UK terror suspects win appeal

Thursday, December 16, 2004

LONDON, United Kingdom — The House of Lords, the UK's highest court, has ruled that detaining foreign terrorist suspects without trial contravenes British and European human rights legislation. The appeal, on behalf of nine suspected terrorists, was upheld by the Law Lords with a vote of eight to one. Despite the ruling, Home Secretary Charles Clarke, in his first full day in office, has decided that the terrorists will remain in prison; six of the suspects are being held in Belmarsh prison, the other three in Broadmoor Hospital.

The solicitor representing eight of the suspects has said that she will take the case to the European Court of Human Rights if the men are not released immediately. The Liberal Democrats have called on Charles Clarke to stand up to the draconian anti-terror measures enacted by his predecessor, David Blunkett, in the Anti-terrorism, Crime and Security Act 2001. This act was passed in the immediate aftermath of the September 11, 2001 attacks.
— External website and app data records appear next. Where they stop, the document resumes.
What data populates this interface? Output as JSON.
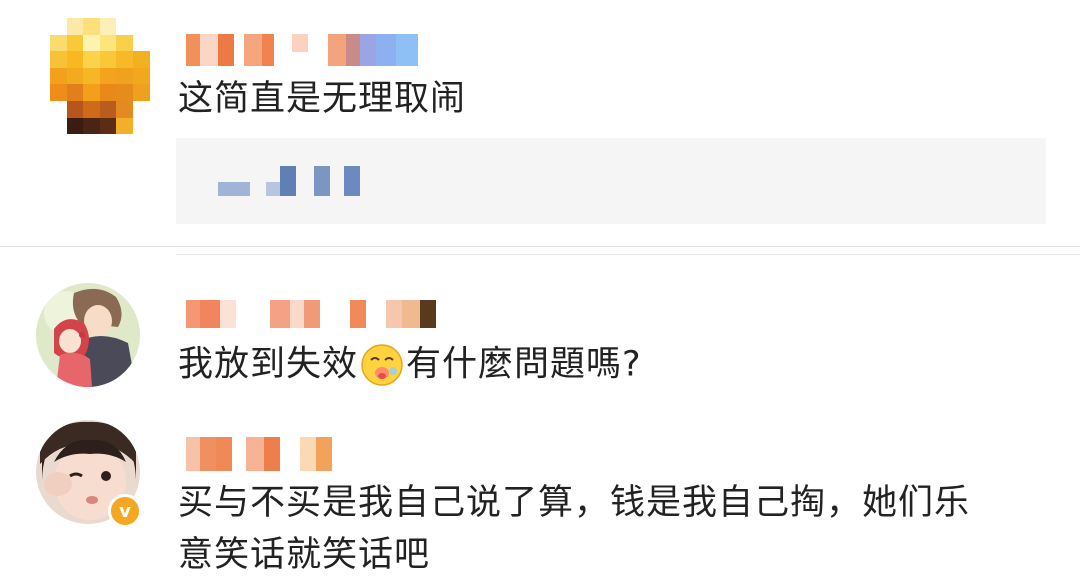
{
  "comments": [
    {
      "text": "这简直是无理取闹"
    },
    {
      "text_before_emoji": "我放到失效",
      "emoji": "drooling-face-icon",
      "text_after_emoji": "有什麼問題嗎?"
    },
    {
      "text_line1": "买与不买是我自己说了算，钱是我自己掏，她们乐",
      "text_line2": "意笑话就笑话吧",
      "verified_badge_label": "v"
    }
  ],
  "colors": {
    "text": "#222222",
    "reply_box_bg": "#f5f5f5",
    "divider": "#e2e2e2",
    "badge": "#f5a623"
  }
}
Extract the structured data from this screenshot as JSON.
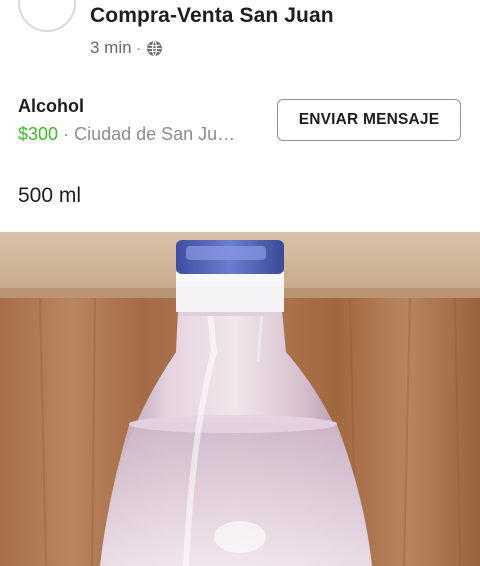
{
  "post": {
    "group_name": "Compra-Venta San Juan",
    "time": "3 min",
    "separator": "·",
    "privacy_icon": "globe-icon"
  },
  "listing": {
    "title": "Alcohol",
    "price": "$300",
    "separator": "·",
    "location": "Ciudad de San Ju…",
    "send_button_label": "ENVIAR MENSAJE"
  },
  "description": "500 ml",
  "photo": {
    "subject": "plastic-bottle-image"
  },
  "colors": {
    "price_green": "#42b72a",
    "muted_text": "#65676b",
    "text": "#1c1e21",
    "button_border": "#8d949e"
  }
}
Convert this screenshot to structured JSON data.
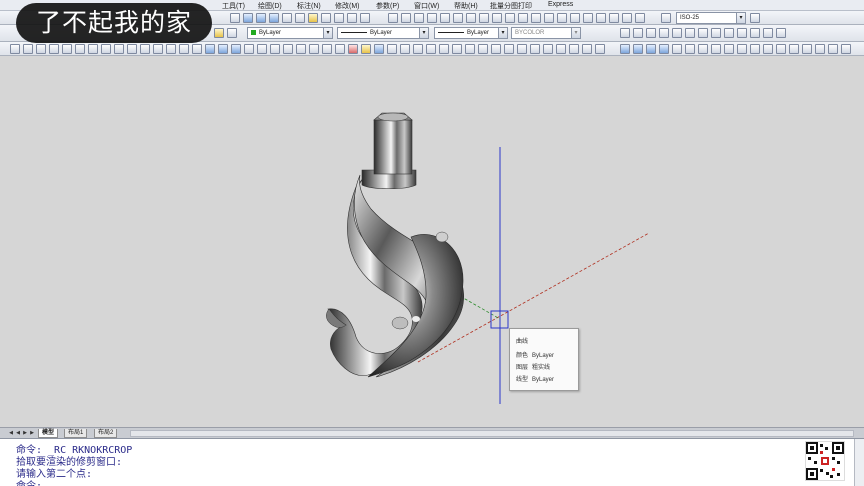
{
  "overlay_title": "了不起我的家",
  "menu": {
    "items": [
      "工具(T)",
      "绘图(D)",
      "标注(N)",
      "修改(M)",
      "参数(P)",
      "窗口(W)",
      "帮助(H)",
      "批量分图打印",
      "Express"
    ]
  },
  "toolbar": {
    "dimstyle": "ISO-25",
    "layer_color": "ByLayer",
    "linetype": "ByLayer",
    "lineweight": "ByLayer",
    "plotstyle": "BYCOLOR"
  },
  "tooltip": {
    "title": "曲线",
    "rows": [
      {
        "key": "颜色",
        "value": "ByLayer"
      },
      {
        "key": "图层",
        "value": "粗实线"
      },
      {
        "key": "线型",
        "value": "ByLayer"
      }
    ]
  },
  "layout_tabs": [
    "模型",
    "布局1",
    "布局2"
  ],
  "command": {
    "lines": [
      "命令: _RC RKNOKRCROP",
      "拾取要渲染的修剪窗口:",
      "请输入第二个点:",
      "命令:"
    ]
  },
  "colors": {
    "viewport_bg": "#d6d6d6",
    "ucs_blue": "#2a36c9",
    "ucs_red": "#b03020",
    "ucs_green": "#2a8a2a",
    "command_text": "#2b2b8a"
  }
}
The ruling is the second major blow to Prime Minister Tony Blair's anti-terrorist legislation in the space of 24 hours following the resignation of his key ally, and architect of much of the legislation, David Blunkett yesterday.